“The regional differences suggest that some provinces will hurt and some will benefit from lower crude prices, but on the national level Canadian economic growth will suffer as a result of low crude prices,” says the study by Dinara Millington.
The study models economic effects of a reference case assuming a West Texas Intermediate crude price rising from $53.25 (US)/bbl in 2015 to $72.88/bbl in 2021 and a low case with a WTI price of $46.26/bbl in 2015 rising to $51.25/bbl in 2021.
In the reference case, oil sands production rises to 3.1 million b/d from 2.1 million b/d over the study period.

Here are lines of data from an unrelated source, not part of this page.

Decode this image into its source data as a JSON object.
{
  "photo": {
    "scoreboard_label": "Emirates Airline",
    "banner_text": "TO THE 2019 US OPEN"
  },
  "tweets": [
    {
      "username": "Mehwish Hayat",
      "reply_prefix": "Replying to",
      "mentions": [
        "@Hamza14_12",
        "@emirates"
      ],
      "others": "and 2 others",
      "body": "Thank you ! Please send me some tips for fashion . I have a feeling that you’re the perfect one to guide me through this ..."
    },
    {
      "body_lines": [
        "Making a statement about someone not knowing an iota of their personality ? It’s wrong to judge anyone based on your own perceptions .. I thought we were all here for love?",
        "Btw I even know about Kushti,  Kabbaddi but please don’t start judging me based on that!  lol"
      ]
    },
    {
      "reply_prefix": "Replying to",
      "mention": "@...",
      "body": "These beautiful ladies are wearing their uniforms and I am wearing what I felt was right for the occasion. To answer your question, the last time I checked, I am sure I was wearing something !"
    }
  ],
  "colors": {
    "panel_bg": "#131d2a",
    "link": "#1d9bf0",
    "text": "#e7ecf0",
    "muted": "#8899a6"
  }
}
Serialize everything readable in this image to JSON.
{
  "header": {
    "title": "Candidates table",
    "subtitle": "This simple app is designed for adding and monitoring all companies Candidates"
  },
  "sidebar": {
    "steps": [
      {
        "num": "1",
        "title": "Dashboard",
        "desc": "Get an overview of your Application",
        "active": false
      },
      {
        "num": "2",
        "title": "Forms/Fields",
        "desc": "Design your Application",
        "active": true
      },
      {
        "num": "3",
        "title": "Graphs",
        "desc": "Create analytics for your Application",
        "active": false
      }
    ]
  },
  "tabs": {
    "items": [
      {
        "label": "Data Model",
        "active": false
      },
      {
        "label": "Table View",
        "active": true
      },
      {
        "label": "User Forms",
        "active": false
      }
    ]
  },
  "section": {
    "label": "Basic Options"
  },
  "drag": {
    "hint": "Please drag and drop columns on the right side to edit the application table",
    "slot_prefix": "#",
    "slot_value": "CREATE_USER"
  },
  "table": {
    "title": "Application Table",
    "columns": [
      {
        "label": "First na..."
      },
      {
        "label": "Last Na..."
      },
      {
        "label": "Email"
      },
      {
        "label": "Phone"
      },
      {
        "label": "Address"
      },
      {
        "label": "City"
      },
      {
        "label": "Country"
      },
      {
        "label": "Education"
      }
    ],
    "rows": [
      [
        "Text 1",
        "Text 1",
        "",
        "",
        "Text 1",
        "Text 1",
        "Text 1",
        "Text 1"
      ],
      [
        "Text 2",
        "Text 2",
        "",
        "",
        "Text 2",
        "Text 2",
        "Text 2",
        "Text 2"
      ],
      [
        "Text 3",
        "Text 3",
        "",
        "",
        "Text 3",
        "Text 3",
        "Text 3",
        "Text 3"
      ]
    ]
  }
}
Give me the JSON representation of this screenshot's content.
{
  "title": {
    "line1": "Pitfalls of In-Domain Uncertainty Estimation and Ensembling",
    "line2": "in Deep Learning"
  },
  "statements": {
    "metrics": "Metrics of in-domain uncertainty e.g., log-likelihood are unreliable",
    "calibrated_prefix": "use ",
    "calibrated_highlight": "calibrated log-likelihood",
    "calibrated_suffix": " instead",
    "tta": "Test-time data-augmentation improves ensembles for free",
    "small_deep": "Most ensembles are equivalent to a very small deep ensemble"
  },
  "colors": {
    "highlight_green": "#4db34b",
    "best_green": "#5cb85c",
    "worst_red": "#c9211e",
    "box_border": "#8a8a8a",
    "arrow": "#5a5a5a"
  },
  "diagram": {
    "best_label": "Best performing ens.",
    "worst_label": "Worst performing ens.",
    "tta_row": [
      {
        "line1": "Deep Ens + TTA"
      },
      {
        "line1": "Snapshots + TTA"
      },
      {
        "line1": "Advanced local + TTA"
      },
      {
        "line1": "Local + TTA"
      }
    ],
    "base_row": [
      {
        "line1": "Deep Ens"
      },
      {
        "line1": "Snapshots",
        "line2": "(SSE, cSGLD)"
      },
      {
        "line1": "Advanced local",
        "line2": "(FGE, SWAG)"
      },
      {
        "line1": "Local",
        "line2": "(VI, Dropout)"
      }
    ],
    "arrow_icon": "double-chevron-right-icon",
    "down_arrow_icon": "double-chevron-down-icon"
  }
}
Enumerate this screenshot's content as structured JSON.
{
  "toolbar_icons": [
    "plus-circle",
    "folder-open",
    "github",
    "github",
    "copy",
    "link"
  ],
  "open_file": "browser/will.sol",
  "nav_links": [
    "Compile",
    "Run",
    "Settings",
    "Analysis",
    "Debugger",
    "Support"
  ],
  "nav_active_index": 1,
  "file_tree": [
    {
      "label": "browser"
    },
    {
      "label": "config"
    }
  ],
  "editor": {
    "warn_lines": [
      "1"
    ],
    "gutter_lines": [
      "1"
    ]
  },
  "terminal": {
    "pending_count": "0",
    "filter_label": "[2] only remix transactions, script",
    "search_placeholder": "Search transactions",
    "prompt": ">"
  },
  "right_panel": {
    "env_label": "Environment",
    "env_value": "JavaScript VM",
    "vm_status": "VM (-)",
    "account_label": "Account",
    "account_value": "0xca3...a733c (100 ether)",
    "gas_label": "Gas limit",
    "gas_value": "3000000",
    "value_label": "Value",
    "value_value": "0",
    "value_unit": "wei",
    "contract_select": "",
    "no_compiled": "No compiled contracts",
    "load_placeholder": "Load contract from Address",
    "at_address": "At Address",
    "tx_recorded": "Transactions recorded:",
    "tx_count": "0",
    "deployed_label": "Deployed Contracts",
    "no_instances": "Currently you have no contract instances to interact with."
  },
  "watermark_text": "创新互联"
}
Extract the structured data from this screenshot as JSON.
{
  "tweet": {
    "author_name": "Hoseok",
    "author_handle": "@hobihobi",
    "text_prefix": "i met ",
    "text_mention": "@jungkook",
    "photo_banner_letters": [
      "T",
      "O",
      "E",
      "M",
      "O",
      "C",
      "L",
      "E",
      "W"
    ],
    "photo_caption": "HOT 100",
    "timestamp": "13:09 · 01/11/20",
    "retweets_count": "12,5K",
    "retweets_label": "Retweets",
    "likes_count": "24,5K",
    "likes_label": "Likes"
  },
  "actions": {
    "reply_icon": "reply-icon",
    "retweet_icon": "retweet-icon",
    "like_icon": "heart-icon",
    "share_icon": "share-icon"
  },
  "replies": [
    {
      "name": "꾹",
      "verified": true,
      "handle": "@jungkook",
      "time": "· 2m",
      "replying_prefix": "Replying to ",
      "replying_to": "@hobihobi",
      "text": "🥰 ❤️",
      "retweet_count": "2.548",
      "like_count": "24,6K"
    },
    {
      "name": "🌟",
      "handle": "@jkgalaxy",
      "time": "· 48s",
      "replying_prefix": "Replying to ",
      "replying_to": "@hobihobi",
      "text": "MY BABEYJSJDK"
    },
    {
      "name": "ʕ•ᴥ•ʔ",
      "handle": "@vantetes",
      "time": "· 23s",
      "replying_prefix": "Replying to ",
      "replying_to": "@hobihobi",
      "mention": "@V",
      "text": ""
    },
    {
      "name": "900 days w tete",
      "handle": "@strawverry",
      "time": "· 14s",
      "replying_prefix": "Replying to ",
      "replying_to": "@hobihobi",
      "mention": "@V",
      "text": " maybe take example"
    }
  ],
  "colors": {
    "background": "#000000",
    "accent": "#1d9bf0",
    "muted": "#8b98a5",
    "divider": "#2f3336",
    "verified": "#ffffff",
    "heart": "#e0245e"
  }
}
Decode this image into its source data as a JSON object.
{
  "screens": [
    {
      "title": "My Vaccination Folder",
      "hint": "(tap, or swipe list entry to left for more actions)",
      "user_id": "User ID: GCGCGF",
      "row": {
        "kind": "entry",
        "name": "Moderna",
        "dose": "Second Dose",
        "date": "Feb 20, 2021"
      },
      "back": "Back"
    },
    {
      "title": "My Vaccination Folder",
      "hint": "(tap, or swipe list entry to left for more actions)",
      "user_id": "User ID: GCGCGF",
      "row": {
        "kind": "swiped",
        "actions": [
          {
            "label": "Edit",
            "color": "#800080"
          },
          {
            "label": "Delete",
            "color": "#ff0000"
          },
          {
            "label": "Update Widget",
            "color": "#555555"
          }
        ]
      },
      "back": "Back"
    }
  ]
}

Capital investment averages $19.576 billion (Can.)/year, and the US/Canadian exchange rate is 0.85.
In the low case, oil sands production rises to 2.9 million b/d from 2 million b/d, capital investment averages $13.703 billion/year, and the exchange rate is 0.75. Nonenergy exports are $7.558 billion higher on a 7-year average in the low case.
In comparison with the reference case, the study finds, the low case yields national declines of 24.5% in cumulative gross domestic product growth, 22.6% in compensation, 19.7% in employment, 25% in federal taxes, and 22.4% in provincial taxes.
“Despite some mitigating factors, lower oil prices are, on the whole, not favorable for Canada,” the study says, suggesting, “For every Canadian-dollar gain in WTI price, Canadian GDP would gain almost $1.7 billion on average.”